With hospital systems in economically significant southern states in crisis mode, trying to deal with an explosion of coronavirus patients, we wanted to take a closer look at the impact these states could have on an eventual reopening of the economy. Here’s what we found:
- The latest flare up of coronavirus is concentrated in economically significant states in the Sunbelt.
- California, Texas, Florida and Arizona represent 30% of U.S. GDP.
- We cannot have a meaningful reopening of the national economy until virus levels are dramatically reduced and stay down in these key states.
- Even though WNY has done a relatively good job of containing the coronavirus, local economic recovery is dependent on a national recovery (see Delaware North Corp.).
As wealth managers, we are obviously concerned with how these developments may impact the lives of our clients. While our crystal ball is in the shop for repairs, it seems the following conclusions have a better than even probability of playing out:

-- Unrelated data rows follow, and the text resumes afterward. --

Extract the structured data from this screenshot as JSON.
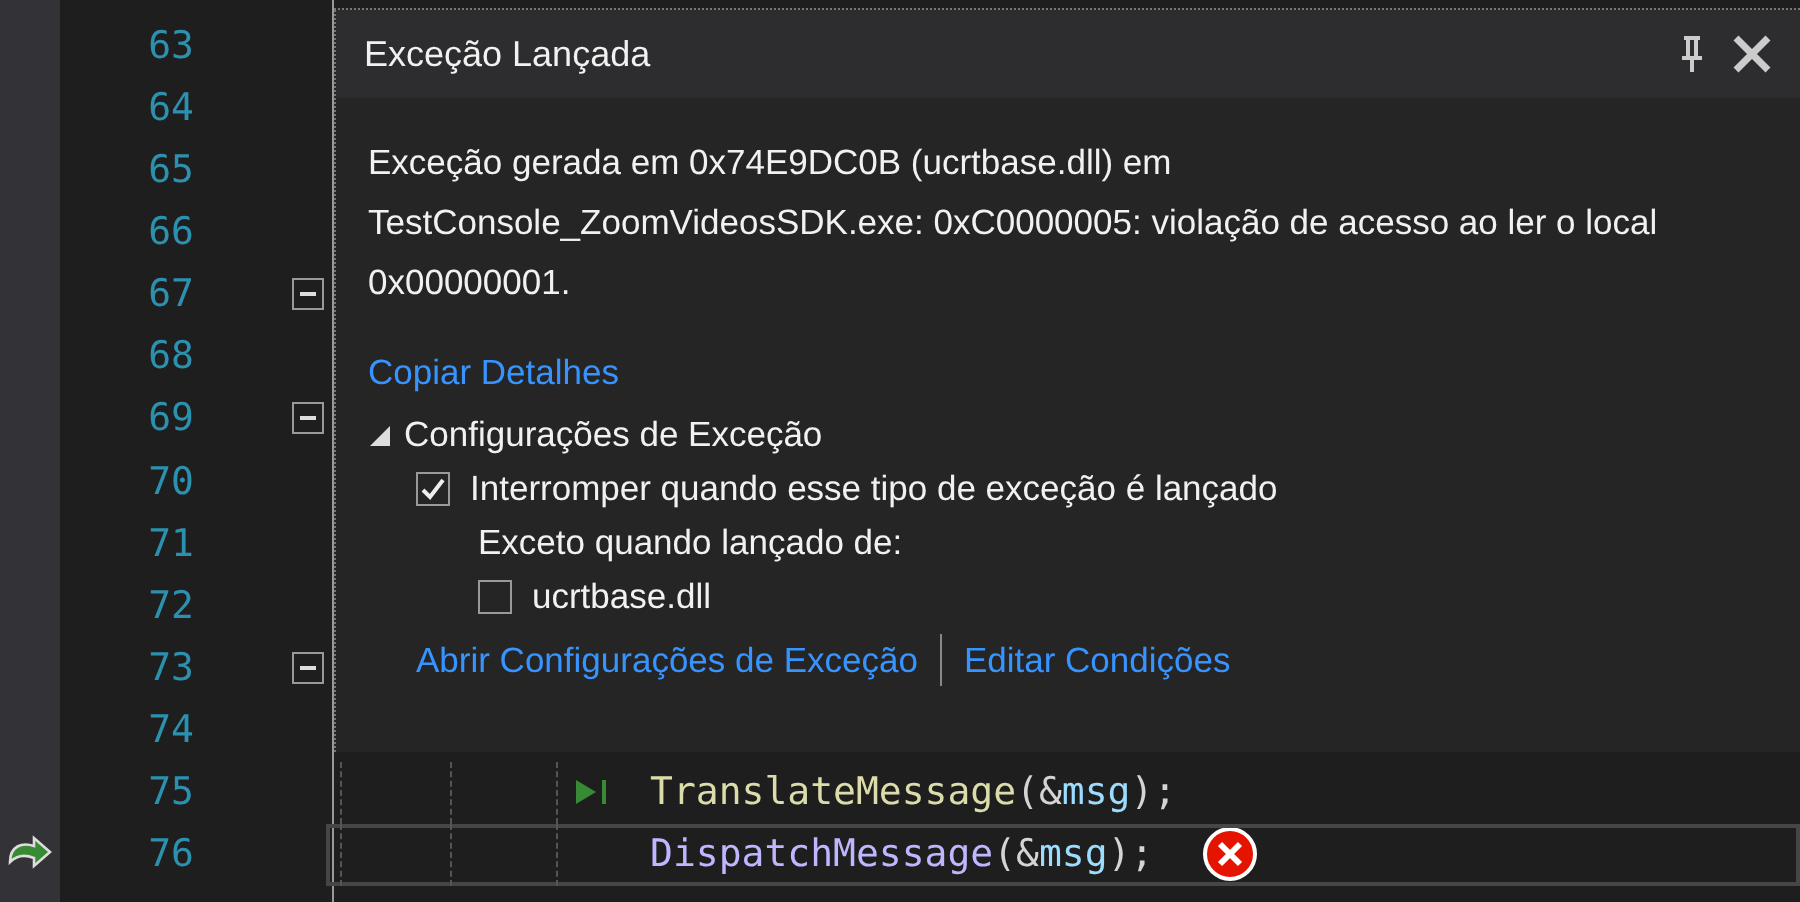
{
  "editor": {
    "lines": [
      {
        "number": "63",
        "fold_marker": false
      },
      {
        "number": "64",
        "fold_marker": false
      },
      {
        "number": "65",
        "fold_marker": false
      },
      {
        "number": "66",
        "fold_marker": false
      },
      {
        "number": "67",
        "fold_marker": true
      },
      {
        "number": "68",
        "fold_marker": false
      },
      {
        "number": "69",
        "fold_marker": true
      },
      {
        "number": "70",
        "fold_marker": false
      },
      {
        "number": "71",
        "fold_marker": false
      },
      {
        "number": "72",
        "fold_marker": false
      },
      {
        "number": "73",
        "fold_marker": true
      },
      {
        "number": "74",
        "fold_marker": false
      },
      {
        "number": "75",
        "fold_marker": false,
        "run_to_click": true,
        "current": false,
        "error": false,
        "tokens": [
          {
            "kind": "function",
            "text": "TranslateMessage"
          },
          {
            "kind": "punct",
            "text": "(&"
          },
          {
            "kind": "param",
            "text": "msg"
          },
          {
            "kind": "punct",
            "text": ");"
          }
        ]
      },
      {
        "number": "76",
        "fold_marker": false,
        "run_to_click": false,
        "current": true,
        "error": true,
        "tokens": [
          {
            "kind": "macro",
            "text": "DispatchMessage"
          },
          {
            "kind": "punct",
            "text": "(&"
          },
          {
            "kind": "param",
            "text": "msg"
          },
          {
            "kind": "punct",
            "text": ");"
          }
        ]
      }
    ]
  },
  "exception_popup": {
    "title": "Exceção Lançada",
    "message": "Exceção gerada em 0x74E9DC0B (ucrtbase.dll) em TestConsole_ZoomVideosSDK.exe: 0xC0000005: violação de acesso ao ler o local 0x00000001.",
    "copy_link": "Copiar Detalhes",
    "settings": {
      "label": "Configurações de Exceção",
      "expanded": true,
      "break_option": {
        "label": "Interromper quando esse tipo de exceção é lançado",
        "checked": true
      },
      "except_label": "Exceto quando lançado de:",
      "modules": [
        {
          "label": "ucrtbase.dll",
          "checked": false
        }
      ]
    },
    "links": [
      "Abrir Configurações de Exceção",
      "Editar Condições"
    ]
  }
}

- The longevity of the stock market’s rise since the March 23rd low may now be called into question.
- The second half of the year may prove to be more treacherous for the stock market.

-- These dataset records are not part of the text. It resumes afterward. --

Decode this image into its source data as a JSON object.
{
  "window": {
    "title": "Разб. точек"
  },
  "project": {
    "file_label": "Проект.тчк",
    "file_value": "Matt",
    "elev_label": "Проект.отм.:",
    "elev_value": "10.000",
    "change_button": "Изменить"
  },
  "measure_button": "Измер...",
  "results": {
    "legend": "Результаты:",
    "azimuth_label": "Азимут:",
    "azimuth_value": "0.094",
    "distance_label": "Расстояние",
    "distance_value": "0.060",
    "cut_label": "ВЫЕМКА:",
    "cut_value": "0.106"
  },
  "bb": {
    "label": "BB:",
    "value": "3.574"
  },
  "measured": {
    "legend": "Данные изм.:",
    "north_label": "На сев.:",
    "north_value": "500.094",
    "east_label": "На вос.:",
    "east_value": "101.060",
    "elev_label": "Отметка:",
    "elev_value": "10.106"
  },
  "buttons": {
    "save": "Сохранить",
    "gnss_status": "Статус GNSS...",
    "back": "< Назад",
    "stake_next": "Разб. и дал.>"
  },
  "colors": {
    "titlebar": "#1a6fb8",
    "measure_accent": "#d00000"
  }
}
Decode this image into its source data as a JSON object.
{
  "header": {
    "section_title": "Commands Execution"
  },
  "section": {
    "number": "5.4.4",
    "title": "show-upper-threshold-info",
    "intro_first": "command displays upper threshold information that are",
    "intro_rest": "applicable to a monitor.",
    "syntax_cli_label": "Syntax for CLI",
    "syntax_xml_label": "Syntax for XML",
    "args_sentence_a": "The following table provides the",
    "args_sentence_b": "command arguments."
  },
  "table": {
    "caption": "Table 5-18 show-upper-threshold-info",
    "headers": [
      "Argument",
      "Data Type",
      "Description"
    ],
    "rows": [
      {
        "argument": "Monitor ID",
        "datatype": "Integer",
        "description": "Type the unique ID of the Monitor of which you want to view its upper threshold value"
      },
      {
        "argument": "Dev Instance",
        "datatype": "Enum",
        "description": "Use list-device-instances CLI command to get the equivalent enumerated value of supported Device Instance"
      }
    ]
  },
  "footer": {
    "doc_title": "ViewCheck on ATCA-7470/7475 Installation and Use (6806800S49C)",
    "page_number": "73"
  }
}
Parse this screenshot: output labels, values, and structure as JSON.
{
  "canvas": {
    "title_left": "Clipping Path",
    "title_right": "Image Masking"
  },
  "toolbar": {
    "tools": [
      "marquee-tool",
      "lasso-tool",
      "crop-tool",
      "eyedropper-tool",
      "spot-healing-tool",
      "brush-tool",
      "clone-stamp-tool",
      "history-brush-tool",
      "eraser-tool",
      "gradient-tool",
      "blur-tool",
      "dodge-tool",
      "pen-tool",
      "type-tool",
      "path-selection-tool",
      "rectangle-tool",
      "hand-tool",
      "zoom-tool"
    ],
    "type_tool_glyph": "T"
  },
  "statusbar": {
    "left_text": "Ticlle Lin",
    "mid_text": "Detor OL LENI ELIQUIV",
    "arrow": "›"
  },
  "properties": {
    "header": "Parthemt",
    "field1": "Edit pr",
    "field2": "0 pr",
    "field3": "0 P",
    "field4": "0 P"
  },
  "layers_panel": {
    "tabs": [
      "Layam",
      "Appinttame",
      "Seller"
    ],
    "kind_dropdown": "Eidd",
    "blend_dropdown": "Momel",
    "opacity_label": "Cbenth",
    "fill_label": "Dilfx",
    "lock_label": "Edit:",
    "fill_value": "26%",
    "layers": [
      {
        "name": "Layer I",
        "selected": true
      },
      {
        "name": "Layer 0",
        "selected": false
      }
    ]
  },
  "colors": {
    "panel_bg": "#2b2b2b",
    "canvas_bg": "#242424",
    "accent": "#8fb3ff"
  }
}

- If shutdowns are required in states accounting for 30% of U.S. GDP, local jobs will not be immune from further cuts (see New Era).

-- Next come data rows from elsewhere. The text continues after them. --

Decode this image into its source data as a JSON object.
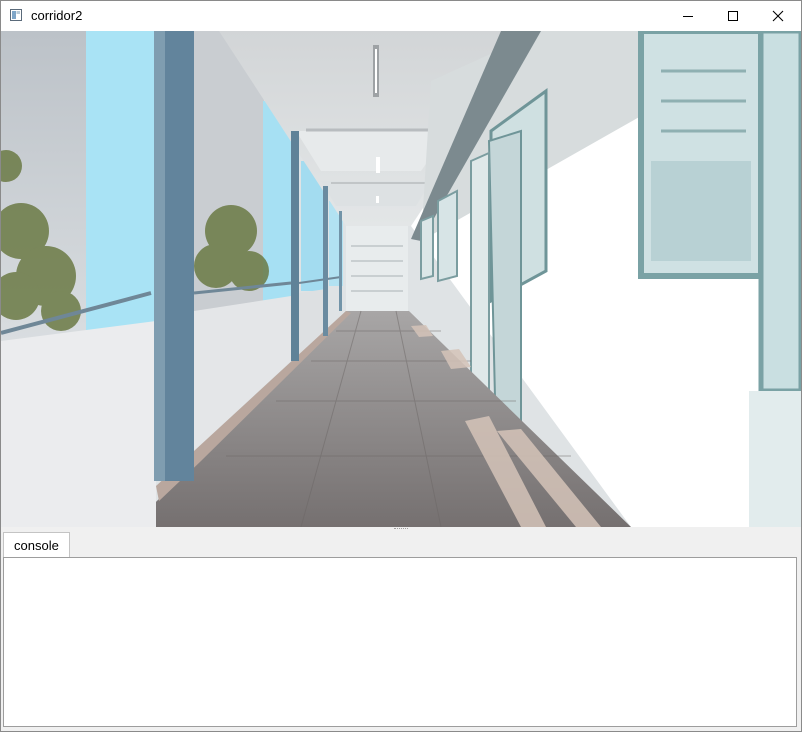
{
  "window": {
    "title": "corridor2",
    "icon": "app-window-icon",
    "controls": [
      "minimize-icon",
      "maximize-icon",
      "close-icon"
    ]
  },
  "viewport": {
    "description_icon": "3d-scene"
  },
  "tabs": [
    {
      "label": "console",
      "selected": true
    }
  ],
  "console": {
    "text": ""
  },
  "colors": {
    "titlebar": "#ffffff",
    "window_bg": "#f0f0f0",
    "sky": "#a9e3f5",
    "column": "#62849c",
    "floor": "#7d7674"
  }
}
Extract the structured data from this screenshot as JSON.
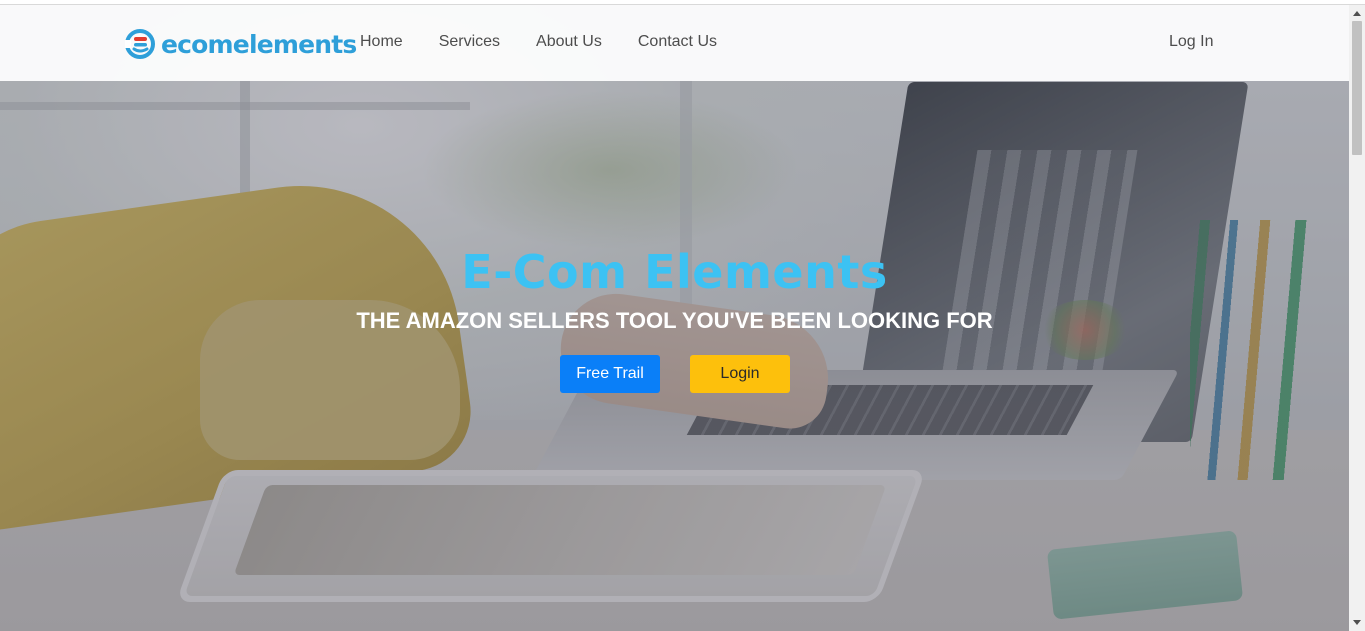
{
  "header": {
    "logo_text": "ecomelements",
    "nav": [
      {
        "label": "Home"
      },
      {
        "label": "Services"
      },
      {
        "label": "About Us"
      },
      {
        "label": "Contact Us"
      }
    ],
    "login_label": "Log In"
  },
  "hero": {
    "title": "E-Com Elements",
    "subtitle": "THE AMAZON SELLERS TOOL YOU'VE BEEN LOOKING FOR",
    "primary_button": "Free Trail",
    "secondary_button": "Login"
  },
  "colors": {
    "brand": "#2e9fd9",
    "title": "#3cc2f3",
    "primary_button": "#0a7ff8",
    "secondary_button": "#fdc00c"
  },
  "icons": {
    "logo": "ecomelements-logo-icon",
    "scroll_up": "scroll-up-arrow-icon",
    "scroll_down": "scroll-down-arrow-icon"
  }
}
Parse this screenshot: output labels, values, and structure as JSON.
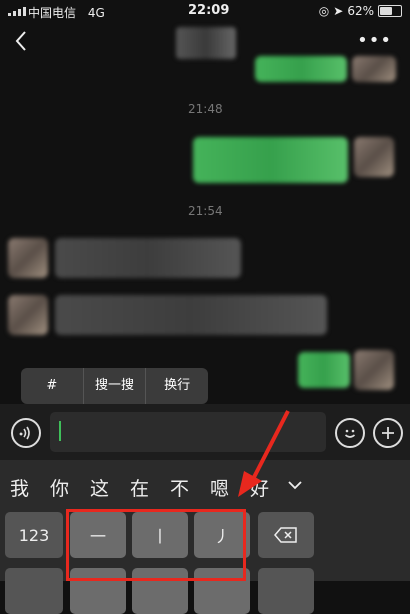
{
  "status": {
    "carrier": "中国电信",
    "network": "4G",
    "time": "22:09",
    "battery": "62%",
    "battery_level": 0.62
  },
  "nav": {
    "more": "•••"
  },
  "chat": {
    "timestamps": [
      "21:48",
      "21:54"
    ]
  },
  "popup": {
    "items": [
      "#",
      "搜一搜",
      "换行"
    ]
  },
  "input": {
    "value": ""
  },
  "keyboard": {
    "candidates": [
      "我",
      "你",
      "这",
      "在",
      "不",
      "嗯",
      "好"
    ],
    "keys": {
      "num": "123",
      "stroke1": "一",
      "stroke2": "丨",
      "stroke3": "丿"
    }
  },
  "colors": {
    "accent_green": "#3fbf5a",
    "annotation_red": "#e8281e"
  }
}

Do not mistake stock market performance as a proxy for the economy. The economy is on life-support. The failed reopening of southern states raises the specter that the political will to continue to support the economy may fade as initial support programs begin to expire (unemployment insurance, student loan forbearance, lease forbearance, PPP, airline support, etc.).